Research Projects

Southeastern Everglades Ecosystem Monitoring Program

C111 white zone tree islandsIn the southeastern Everglades, widespread changes including hypersalinity, marine transgression, reduced macrophyte productivity, and expansion of degraded habitat known as the “white zone” have occurred over the last 50 years. Modified freshwater delivery due to water management and background sea-level rise are attributed (Ross et al. 2000). In Taylor Slough, water management has altered the timing and duration of flooding resulting in the conversion of areas of open water slough to short hydroperiod marsh. Our goal is to understand how changes in quantity, timing and quality of water deliveries will affect Taylor Slough, downstream wetlands and the Florida Bay estuary.…Read more about this project


Hydrology, phosphorus dynamics and plant-soil interactions in Everglades tree islands

plant soil interactionsIn the Everglades, tree islands are considered characteristic of the ecological “health” of the landscape. Phosphorus (P) levels in upland tree island soils are >100 times higher than P in adjacent marsh soils. Of primary concern is conservation of tree island habitat and maintaining tree island soil P to prevent P enrichment of local marsh communities. In this project, we are relating tree island community structure, hydrology and hydrogeochemical characteristics on four tree islands that vary along hydrologic and disturbance gradients to help further define characteristics of “healthy” tree islands and to refine tree island monitoring and performance measures.…Read more about this project


Soil, water and course woody debris CO2 fluxes and aqueous CO2 in a tidal mangrove forest in the Florida Everglades

soil respirationMangrove forests cover 1% of the continental surface but represent large C stocks (eg. Micronesian forest 400-1400 Mg C ha-1; Kauffman et al. 2011) due to large belowground C stocks. Respiration flux from belowground, as CO2 to the atmosphere or as dissolved aqueous CO2, is a key component of coastal C cycling. Variation in soil respiration fluxes can be a function of numerous physical and biological factors including temperature, root production, benthic microalgae, invertebrates, duration and frequency of inundation, salinity, alkalinity and nutrient availability. Our goal is to quantify soil CO2 flux rates and patterns of aqueous pCO2 as a function of inter- and intra-site variability to elucidate key factors controlling soil respiration fluxes and losses of mangrove forest C.…Read more about this project


Soil carbon responses to salt water intrusion from projected sea-level rise

Mesocosm FullscaleThe interlinked biological processes that drive carbon cycling in Everglades coastal wetlands are poorly understood but critically important for predicting responses to sea-level rise, climate change, and outcomes of Everglades restoration. In conjunction with several co-investigators, our overall objective for this work is to quantify the effects of multiple drivers on C cycling in Florida Coastal Everglades ecosystems. Results of this and future experiments will guide development of biogeochemical models leading to an understanding of the effects of sea-level rise and water management strategies on coastal peat stability.…Read more about this project

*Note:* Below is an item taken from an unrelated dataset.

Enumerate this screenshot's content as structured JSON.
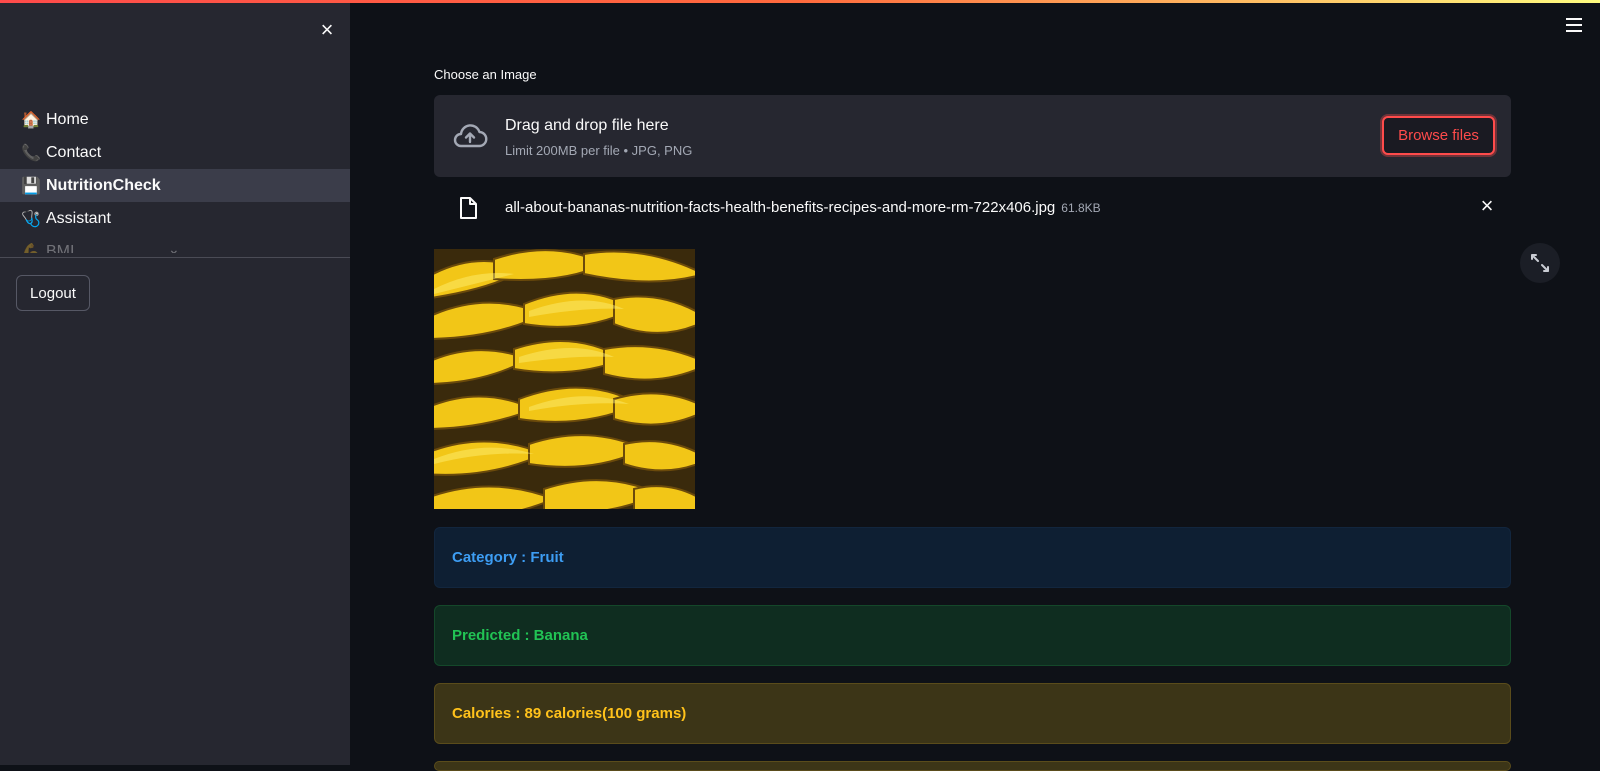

Coastal peatland studies in Bocas del Toro, Panama

coastal peatlandTropical peatlands have important conservation value. These wetlands often support animal and plant species that are rare or of otherwise limited distribution, maintain freshwater and coastal water quality and preserve large stocks of atmospheric carbon despite their small spatial extent. Natural gradients such as those arising from peatland ecosystem development provide an important framework for investigating patterns and processes contributing to ecosystem structure. Research on tropical peatlands is growing but these systems are still poorly studied, especially in the Neotropics. Our overall goal for this work is to contribute to a growing understanding of the importance of peatland ecosystem conservation in Tropical America. Our studies focus on plant-soil interactions mediated by nutrient status, especially in the context of community structure linkages, organic matter decomposition and ecosystem carbon storage.…Read more about this project